Exercise goal => Each line that has the string "JSON" must be copied from the records below.

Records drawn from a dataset

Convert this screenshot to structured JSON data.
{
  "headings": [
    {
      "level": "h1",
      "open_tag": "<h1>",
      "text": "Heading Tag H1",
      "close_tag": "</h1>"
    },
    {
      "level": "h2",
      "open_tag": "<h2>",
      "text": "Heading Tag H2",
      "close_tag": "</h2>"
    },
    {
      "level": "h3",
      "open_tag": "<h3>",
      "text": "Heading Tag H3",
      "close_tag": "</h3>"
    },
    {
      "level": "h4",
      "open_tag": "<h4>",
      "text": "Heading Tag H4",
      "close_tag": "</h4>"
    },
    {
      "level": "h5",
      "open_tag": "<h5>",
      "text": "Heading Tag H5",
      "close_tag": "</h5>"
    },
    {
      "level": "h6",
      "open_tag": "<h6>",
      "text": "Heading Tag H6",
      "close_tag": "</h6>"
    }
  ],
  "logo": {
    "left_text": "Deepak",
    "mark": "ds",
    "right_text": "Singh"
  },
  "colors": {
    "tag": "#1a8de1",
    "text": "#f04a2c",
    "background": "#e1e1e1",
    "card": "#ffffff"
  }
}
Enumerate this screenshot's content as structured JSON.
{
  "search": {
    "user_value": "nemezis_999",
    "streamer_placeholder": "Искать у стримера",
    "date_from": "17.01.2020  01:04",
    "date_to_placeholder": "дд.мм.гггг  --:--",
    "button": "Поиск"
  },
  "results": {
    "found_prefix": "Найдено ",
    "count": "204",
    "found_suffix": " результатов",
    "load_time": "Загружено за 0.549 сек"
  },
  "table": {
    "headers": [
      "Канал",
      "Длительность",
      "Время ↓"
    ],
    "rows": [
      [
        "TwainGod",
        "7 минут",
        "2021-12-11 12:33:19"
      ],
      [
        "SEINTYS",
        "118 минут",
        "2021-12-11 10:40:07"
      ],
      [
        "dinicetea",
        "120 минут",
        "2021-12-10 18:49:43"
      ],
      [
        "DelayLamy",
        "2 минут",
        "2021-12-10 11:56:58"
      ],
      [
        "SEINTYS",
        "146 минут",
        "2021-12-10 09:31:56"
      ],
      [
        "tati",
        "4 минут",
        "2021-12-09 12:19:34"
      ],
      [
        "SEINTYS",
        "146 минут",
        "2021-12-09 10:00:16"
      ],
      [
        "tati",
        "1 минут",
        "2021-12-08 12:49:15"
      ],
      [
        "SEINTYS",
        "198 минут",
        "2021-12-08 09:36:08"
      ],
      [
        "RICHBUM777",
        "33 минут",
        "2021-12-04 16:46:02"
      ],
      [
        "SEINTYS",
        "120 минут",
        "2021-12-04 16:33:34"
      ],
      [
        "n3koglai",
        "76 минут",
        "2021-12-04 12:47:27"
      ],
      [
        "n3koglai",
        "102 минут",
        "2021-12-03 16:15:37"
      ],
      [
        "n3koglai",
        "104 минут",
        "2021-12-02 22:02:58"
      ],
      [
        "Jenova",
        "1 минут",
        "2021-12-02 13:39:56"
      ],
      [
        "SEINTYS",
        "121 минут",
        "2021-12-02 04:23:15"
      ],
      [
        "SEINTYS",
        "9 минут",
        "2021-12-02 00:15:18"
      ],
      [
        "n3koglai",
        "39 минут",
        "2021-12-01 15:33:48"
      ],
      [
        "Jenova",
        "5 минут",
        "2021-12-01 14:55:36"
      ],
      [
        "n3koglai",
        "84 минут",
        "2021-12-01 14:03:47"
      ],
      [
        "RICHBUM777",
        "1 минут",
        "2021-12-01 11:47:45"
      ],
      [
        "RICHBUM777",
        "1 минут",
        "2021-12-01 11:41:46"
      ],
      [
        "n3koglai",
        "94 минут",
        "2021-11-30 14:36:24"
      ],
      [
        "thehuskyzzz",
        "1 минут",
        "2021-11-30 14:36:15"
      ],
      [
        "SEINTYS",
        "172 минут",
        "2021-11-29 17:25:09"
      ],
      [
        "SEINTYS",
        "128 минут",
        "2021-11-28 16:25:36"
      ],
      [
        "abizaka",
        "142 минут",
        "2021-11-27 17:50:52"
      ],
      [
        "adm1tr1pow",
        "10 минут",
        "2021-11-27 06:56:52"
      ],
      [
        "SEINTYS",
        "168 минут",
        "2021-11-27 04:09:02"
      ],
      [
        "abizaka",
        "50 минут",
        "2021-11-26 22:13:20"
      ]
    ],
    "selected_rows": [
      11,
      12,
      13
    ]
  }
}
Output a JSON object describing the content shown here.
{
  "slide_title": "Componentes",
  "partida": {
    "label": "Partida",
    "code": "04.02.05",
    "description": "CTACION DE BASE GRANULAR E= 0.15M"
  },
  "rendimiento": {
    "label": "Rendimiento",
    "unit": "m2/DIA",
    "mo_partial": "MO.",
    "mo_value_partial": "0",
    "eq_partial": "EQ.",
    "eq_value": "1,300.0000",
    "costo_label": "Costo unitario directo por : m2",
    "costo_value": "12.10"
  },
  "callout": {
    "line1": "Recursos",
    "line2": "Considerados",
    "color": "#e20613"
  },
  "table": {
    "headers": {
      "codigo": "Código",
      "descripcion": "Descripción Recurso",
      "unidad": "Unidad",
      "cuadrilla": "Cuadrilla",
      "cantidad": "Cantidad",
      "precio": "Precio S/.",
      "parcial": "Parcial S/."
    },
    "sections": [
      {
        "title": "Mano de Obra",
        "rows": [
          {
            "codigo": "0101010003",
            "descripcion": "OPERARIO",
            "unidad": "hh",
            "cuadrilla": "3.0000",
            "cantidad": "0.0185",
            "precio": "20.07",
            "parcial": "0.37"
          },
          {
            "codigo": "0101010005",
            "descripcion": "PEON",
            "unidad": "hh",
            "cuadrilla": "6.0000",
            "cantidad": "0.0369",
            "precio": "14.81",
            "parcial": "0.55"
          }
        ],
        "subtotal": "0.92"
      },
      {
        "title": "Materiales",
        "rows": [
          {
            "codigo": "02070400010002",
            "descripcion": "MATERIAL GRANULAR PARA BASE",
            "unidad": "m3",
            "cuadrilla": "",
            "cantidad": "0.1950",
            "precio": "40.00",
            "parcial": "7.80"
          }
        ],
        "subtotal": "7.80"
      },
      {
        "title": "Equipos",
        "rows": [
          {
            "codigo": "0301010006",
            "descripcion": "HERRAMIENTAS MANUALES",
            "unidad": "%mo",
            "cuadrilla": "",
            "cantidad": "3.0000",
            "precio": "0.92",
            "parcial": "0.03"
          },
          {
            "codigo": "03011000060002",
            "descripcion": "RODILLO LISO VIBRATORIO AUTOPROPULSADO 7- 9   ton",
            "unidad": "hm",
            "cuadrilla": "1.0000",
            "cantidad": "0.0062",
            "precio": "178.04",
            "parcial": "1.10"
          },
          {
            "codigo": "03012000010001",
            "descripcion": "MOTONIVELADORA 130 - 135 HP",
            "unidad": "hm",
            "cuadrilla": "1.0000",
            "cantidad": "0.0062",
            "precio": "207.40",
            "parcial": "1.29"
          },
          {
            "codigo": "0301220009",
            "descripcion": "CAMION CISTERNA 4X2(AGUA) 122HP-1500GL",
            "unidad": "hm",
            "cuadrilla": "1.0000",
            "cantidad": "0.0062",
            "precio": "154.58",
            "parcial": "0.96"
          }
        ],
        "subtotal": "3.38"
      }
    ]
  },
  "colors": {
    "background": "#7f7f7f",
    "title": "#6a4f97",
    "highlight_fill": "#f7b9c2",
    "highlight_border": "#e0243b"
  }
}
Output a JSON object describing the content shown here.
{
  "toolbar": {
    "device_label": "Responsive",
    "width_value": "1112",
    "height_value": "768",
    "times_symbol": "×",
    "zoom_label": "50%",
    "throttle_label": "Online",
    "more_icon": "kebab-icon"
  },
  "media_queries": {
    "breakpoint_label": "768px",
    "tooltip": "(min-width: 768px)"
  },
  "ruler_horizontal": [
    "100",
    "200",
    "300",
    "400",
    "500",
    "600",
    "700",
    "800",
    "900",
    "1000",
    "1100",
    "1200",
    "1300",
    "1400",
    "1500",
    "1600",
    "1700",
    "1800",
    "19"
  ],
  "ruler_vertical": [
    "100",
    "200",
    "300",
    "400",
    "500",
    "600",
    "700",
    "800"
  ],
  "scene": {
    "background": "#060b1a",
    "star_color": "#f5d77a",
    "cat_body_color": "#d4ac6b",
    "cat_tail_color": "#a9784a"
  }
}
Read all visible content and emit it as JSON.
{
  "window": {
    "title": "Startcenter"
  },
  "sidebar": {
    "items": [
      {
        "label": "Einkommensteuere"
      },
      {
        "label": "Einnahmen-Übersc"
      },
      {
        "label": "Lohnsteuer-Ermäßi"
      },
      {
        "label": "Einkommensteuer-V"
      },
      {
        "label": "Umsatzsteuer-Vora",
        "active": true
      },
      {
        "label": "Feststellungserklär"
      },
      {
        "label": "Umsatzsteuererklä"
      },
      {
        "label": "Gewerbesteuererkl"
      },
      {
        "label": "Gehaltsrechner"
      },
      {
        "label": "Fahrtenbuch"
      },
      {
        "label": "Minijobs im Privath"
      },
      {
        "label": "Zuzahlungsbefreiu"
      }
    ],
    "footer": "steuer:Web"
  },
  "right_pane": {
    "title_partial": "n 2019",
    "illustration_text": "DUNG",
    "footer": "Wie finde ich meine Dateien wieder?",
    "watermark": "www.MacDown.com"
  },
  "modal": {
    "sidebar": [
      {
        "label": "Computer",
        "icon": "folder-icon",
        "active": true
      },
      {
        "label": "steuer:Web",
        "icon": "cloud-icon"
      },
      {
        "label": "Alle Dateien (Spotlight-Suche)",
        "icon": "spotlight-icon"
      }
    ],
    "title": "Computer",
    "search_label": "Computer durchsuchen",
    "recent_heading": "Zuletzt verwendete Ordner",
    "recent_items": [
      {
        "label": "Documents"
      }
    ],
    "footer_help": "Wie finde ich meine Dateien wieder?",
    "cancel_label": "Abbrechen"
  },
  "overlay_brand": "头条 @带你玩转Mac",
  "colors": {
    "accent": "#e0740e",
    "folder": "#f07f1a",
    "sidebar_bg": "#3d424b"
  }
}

Reply to the exercise =>
Convert this screenshot to structured JSON data.
Enumerate this screenshot's content as structured JSON.
Output a JSON object describing the content shown here.
Output a JSON object describing the content shown here.
Read all visible content and emit it as JSON.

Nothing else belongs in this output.